Guillermo González
Plant Manager
Platinadora Baja
/
Insight

Finishing Process for Companies South of the Border

Fri, 12/01/2017 - 14:00

The tough requirements to enter the aerospace sector can be a barrier for Mexican companies, but there is one way to help ensure a successful incorporation into the industry’s value chain, says Guillermo González, Plant Manager of Platinadora Baja: prioritize quality.

“To position a company in the aerospace sector, follow the strictest quality requirements,” he says. “Companies must become trustworthy suppliers through the incorporation of strong quality systems and products. Ensuring quality should be a first priority for an SME, followed by competitiveness through low costs and short delivery times.” While entering the sector is not easy, it is certainly a sound bet, González adds. “Certifications and approvals of prototypes for aerospace are hard to obtain, but once acquired the sector has a great return on investment. This industry operates with long-term contracts.”

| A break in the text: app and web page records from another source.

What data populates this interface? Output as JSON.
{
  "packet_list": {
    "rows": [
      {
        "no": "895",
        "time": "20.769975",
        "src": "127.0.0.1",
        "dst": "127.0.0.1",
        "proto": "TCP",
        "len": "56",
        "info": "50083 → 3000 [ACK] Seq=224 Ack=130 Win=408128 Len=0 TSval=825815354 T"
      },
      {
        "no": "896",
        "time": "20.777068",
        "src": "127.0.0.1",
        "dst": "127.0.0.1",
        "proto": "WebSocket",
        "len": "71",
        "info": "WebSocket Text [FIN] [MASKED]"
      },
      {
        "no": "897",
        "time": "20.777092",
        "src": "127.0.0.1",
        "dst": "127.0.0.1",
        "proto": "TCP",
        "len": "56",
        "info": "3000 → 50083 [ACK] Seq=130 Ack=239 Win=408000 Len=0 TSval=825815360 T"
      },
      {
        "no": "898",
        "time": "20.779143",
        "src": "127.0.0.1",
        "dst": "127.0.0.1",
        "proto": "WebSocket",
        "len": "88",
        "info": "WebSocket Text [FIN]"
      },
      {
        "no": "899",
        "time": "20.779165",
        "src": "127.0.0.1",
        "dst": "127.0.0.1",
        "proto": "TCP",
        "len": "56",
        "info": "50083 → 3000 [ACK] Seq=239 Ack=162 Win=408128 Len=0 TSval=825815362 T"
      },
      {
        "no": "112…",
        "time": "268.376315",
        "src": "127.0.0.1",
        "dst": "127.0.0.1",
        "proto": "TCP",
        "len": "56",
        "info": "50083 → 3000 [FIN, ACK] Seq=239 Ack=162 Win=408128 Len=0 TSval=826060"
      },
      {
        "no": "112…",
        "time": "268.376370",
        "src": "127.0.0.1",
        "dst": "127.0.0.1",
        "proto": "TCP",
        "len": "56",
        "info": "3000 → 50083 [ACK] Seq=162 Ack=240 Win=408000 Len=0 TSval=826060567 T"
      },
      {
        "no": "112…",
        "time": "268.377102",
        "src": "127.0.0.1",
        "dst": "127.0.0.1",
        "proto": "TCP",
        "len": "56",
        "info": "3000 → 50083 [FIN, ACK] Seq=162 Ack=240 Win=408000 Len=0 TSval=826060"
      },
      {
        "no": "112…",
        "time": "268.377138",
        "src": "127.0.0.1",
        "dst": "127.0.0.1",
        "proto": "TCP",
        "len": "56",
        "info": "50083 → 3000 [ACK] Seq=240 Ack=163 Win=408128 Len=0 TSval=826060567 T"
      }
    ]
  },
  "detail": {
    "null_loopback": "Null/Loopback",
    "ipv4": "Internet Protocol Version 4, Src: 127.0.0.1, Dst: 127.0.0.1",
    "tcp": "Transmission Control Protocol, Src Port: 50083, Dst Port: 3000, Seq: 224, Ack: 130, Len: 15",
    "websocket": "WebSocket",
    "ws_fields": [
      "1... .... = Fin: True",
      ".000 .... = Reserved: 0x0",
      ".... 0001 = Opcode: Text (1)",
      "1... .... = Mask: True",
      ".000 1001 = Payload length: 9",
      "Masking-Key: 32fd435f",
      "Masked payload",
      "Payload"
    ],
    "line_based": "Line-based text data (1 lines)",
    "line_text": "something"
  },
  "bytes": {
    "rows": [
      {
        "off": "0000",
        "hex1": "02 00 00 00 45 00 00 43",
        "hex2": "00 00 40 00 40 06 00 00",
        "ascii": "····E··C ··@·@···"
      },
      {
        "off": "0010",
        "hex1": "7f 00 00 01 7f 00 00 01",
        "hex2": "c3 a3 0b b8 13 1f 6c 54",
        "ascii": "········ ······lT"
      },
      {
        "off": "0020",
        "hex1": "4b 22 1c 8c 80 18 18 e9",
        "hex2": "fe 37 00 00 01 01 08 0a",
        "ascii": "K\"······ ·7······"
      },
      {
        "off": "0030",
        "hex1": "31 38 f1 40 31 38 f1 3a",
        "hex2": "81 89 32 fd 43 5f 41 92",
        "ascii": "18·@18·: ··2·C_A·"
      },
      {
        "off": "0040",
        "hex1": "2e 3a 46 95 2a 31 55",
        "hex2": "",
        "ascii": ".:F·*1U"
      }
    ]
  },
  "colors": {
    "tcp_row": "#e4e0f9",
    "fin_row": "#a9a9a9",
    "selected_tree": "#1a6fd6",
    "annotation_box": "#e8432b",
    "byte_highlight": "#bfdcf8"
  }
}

Platinadora Baja has 21 years of experience providing plating finishings to many maquila sectors. The company entered the aerospace and defense industry in 2010, performing nickel and cadmium finishing. “This allowed us to develop a process for platinated aluminum connectors. We built a pilot line with excellent results. Although the line did not have a large volume capacity, it produced outstanding, quality products,” says González. Quality alone, however, will not get the job done. “Entering the aerospace sector is only possible if a company has the capabilities to compete and supply a trustworthy product. Products have to be fully traceable, comply with our client’s specification and pass all tests. This sector also has short delivery times.”

The company took advantage of the pilot line’s success to transform it into a production line with limited capabilities, but here, too, it ran into hurdles. “The requirements (for aerospace) are even higher than the ISO system,” González says. “We realized that it would not be possible to have this line next to our other commercial lines due to potential contamination issues.” For that reason, the company decided to acquire a new site and build a new line from scratch focused on technical plating for the aerospace industry. 

Even though the company launched its incursion into the sector only seven years ago, the industry now represents between 25 and 30 percent of the company’s sales, with medical devices representing between 20 and 25 percent, automotive about 5 percent and the rest commercial services. “We focused on the aerospace sector after seeing market trends that favored it,” says González. “Five years ago, we invested in this plant because we believed the constant migration of aerospace manufacturing into Mexico would make it a good investment.” The company’s strongest area for the sector is plating for connectors, a high-volume product.

Platinadora Baja works with Tier 2 and 3 companies, including TE Connectivity, ITT Cannon and Delphi Connection Systems. The presence of these kinds of service providers is of great help to multinational companies. “Our services greatly benefit local companies. Without these services, companies would be forced to send their products to Europe or the US to continue the manufacturing process. Our presence in the state allows them to reduce their logistics, importation and labor costs.” The company has ambitious growth plans including the incorporation of X-ray machines, atomic absorption equipment and current rectifiers.

As with many other companies in border states, Platinadora Baja is conscious of the possible impact from the renegotiation of NAFTA. “The entire sector is awaiting the results,” says González. However, he says that the real challenges the industry is facing are not foreign but local. “The Mexican government needs to develop policies that promote the generation of local companies and education centers that allow these businesses to reach the level of competitiveness enjoyed by foreign companies. Mexico’s internal policies should focus on the development of Mexican startups.”

González maintains a positive view for Platinadora Baja’s continued growth. “We are beginning new projects with aerospace clients that we expect will lead to an expansion in the short and middle term. It might even be possible to open new facilities.”